TASK STATEMENT: Copy out the data word for word, without any of its pictures.

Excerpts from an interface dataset
------------------------------------------------------------

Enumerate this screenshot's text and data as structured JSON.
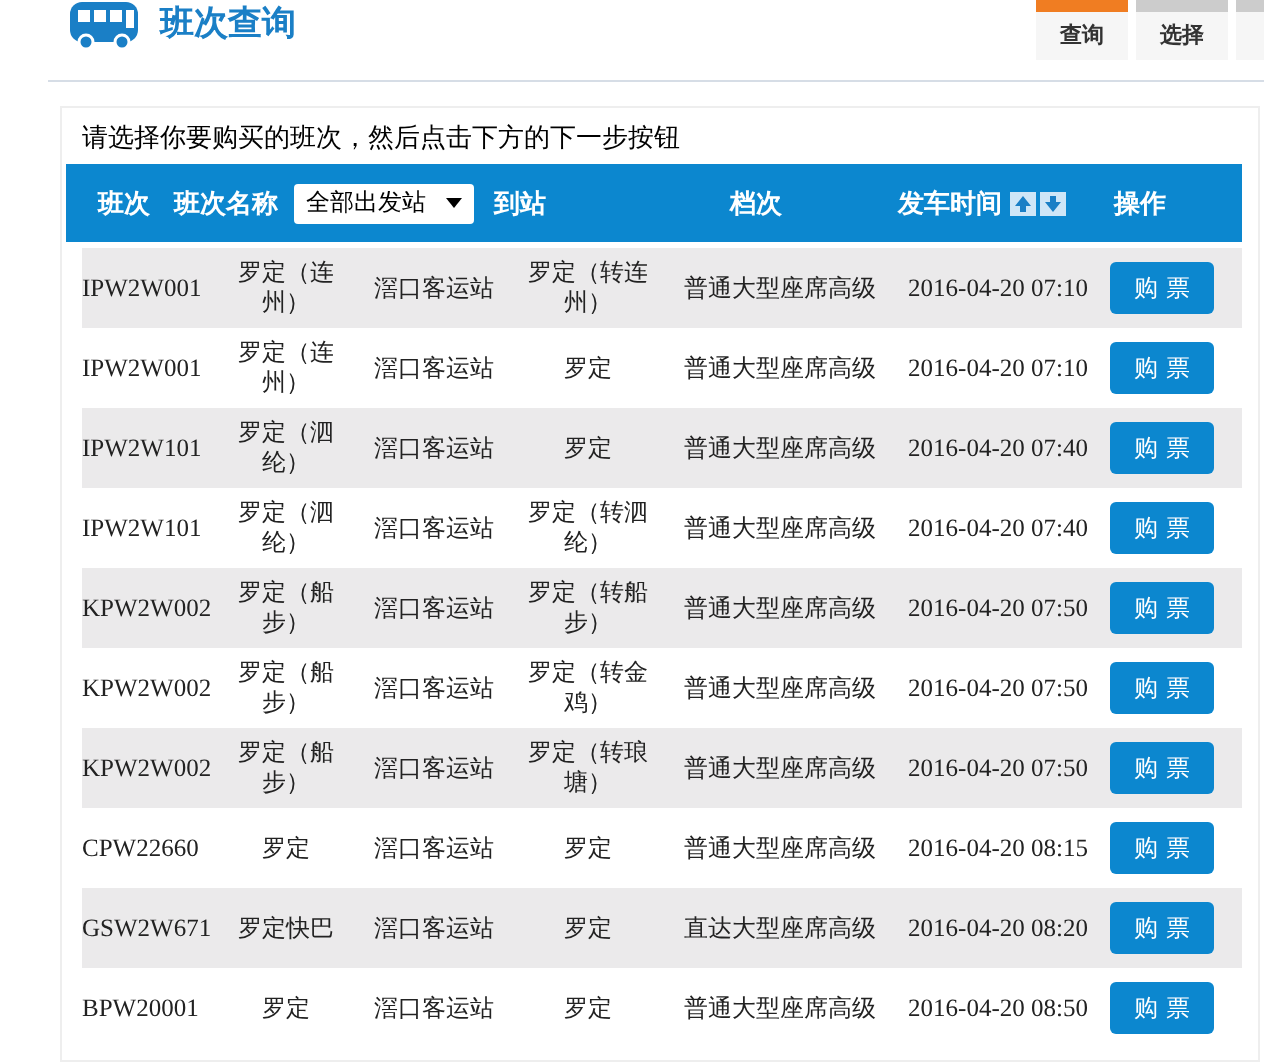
{
  "header": {
    "title": "班次查询"
  },
  "steps": [
    {
      "label": "查询",
      "selected": true
    },
    {
      "label": "选择",
      "selected": false
    }
  ],
  "instruction": "请选择你要购买的班次，然后点击下方的下一步按钮",
  "table": {
    "columns": {
      "id": "班次",
      "name": "班次名称",
      "arrive": "到站",
      "grade": "档次",
      "time": "发车时间",
      "action": "操作"
    },
    "station_select": {
      "value": "全部出发站"
    },
    "rows": [
      {
        "id": "IPW2W001",
        "name": "罗定（连州）",
        "station": "滘口客运站",
        "arrive": "罗定（转连州）",
        "grade": "普通大型座席高级",
        "time": "2016-04-20 07:10",
        "button": "购 票"
      },
      {
        "id": "IPW2W001",
        "name": "罗定（连州）",
        "station": "滘口客运站",
        "arrive": "罗定",
        "grade": "普通大型座席高级",
        "time": "2016-04-20 07:10",
        "button": "购 票"
      },
      {
        "id": "IPW2W101",
        "name": "罗定（泗纶）",
        "station": "滘口客运站",
        "arrive": "罗定",
        "grade": "普通大型座席高级",
        "time": "2016-04-20 07:40",
        "button": "购 票"
      },
      {
        "id": "IPW2W101",
        "name": "罗定（泗纶）",
        "station": "滘口客运站",
        "arrive": "罗定（转泗纶）",
        "grade": "普通大型座席高级",
        "time": "2016-04-20 07:40",
        "button": "购 票"
      },
      {
        "id": "KPW2W002",
        "name": "罗定（船步）",
        "station": "滘口客运站",
        "arrive": "罗定（转船步）",
        "grade": "普通大型座席高级",
        "time": "2016-04-20 07:50",
        "button": "购 票"
      },
      {
        "id": "KPW2W002",
        "name": "罗定（船步）",
        "station": "滘口客运站",
        "arrive": "罗定（转金鸡）",
        "grade": "普通大型座席高级",
        "time": "2016-04-20 07:50",
        "button": "购 票"
      },
      {
        "id": "KPW2W002",
        "name": "罗定（船步）",
        "station": "滘口客运站",
        "arrive": "罗定（转琅塘）",
        "grade": "普通大型座席高级",
        "time": "2016-04-20 07:50",
        "button": "购 票"
      },
      {
        "id": "CPW22660",
        "name": "罗定",
        "station": "滘口客运站",
        "arrive": "罗定",
        "grade": "普通大型座席高级",
        "time": "2016-04-20 08:15",
        "button": "购 票"
      },
      {
        "id": "GSW2W671",
        "name": "罗定快巴",
        "station": "滘口客运站",
        "arrive": "罗定",
        "grade": "直达大型座席高级",
        "time": "2016-04-20 08:20",
        "button": "购 票"
      },
      {
        "id": "BPW20001",
        "name": "罗定",
        "station": "滘口客运站",
        "arrive": "罗定",
        "grade": "普通大型座席高级",
        "time": "2016-04-20 08:50",
        "button": "购 票"
      }
    ]
  }
}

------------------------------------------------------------

YOUR RESPONSE:
Enumerate this screenshot's text and data as structured JSON.
{
  "header": {
    "title": "班次查询"
  },
  "steps": [
    {
      "label": "查询",
      "selected": true
    },
    {
      "label": "选择",
      "selected": false
    }
  ],
  "instruction": "请选择你要购买的班次，然后点击下方的下一步按钮",
  "table": {
    "columns": {
      "id": "班次",
      "name": "班次名称",
      "arrive": "到站",
      "grade": "档次",
      "time": "发车时间",
      "action": "操作"
    },
    "station_select": {
      "value": "全部出发站"
    },
    "rows": [
      {
        "id": "IPW2W001",
        "name": "罗定（连州）",
        "station": "滘口客运站",
        "arrive": "罗定（转连州）",
        "grade": "普通大型座席高级",
        "time": "2016-04-20 07:10",
        "button": "购 票"
      },
      {
        "id": "IPW2W001",
        "name": "罗定（连州）",
        "station": "滘口客运站",
        "arrive": "罗定",
        "grade": "普通大型座席高级",
        "time": "2016-04-20 07:10",
        "button": "购 票"
      },
      {
        "id": "IPW2W101",
        "name": "罗定（泗纶）",
        "station": "滘口客运站",
        "arrive": "罗定",
        "grade": "普通大型座席高级",
        "time": "2016-04-20 07:40",
        "button": "购 票"
      },
      {
        "id": "IPW2W101",
        "name": "罗定（泗纶）",
        "station": "滘口客运站",
        "arrive": "罗定（转泗纶）",
        "grade": "普通大型座席高级",
        "time": "2016-04-20 07:40",
        "button": "购 票"
      },
      {
        "id": "KPW2W002",
        "name": "罗定（船步）",
        "station": "滘口客运站",
        "arrive": "罗定（转船步）",
        "grade": "普通大型座席高级",
        "time": "2016-04-20 07:50",
        "button": "购 票"
      },
      {
        "id": "KPW2W002",
        "name": "罗定（船步）",
        "station": "滘口客运站",
        "arrive": "罗定（转金鸡）",
        "grade": "普通大型座席高级",
        "time": "2016-04-20 07:50",
        "button": "购 票"
      },
      {
        "id": "KPW2W002",
        "name": "罗定（船步）",
        "station": "滘口客运站",
        "arrive": "罗定（转琅塘）",
        "grade": "普通大型座席高级",
        "time": "2016-04-20 07:50",
        "button": "购 票"
      },
      {
        "id": "CPW22660",
        "name": "罗定",
        "station": "滘口客运站",
        "arrive": "罗定",
        "grade": "普通大型座席高级",
        "time": "2016-04-20 08:15",
        "button": "购 票"
      },
      {
        "id": "GSW2W671",
        "name": "罗定快巴",
        "station": "滘口客运站",
        "arrive": "罗定",
        "grade": "直达大型座席高级",
        "time": "2016-04-20 08:20",
        "button": "购 票"
      },
      {
        "id": "BPW20001",
        "name": "罗定",
        "station": "滘口客运站",
        "arrive": "罗定",
        "grade": "普通大型座席高级",
        "time": "2016-04-20 08:50",
        "button": "购 票"
      }
    ]
  }
}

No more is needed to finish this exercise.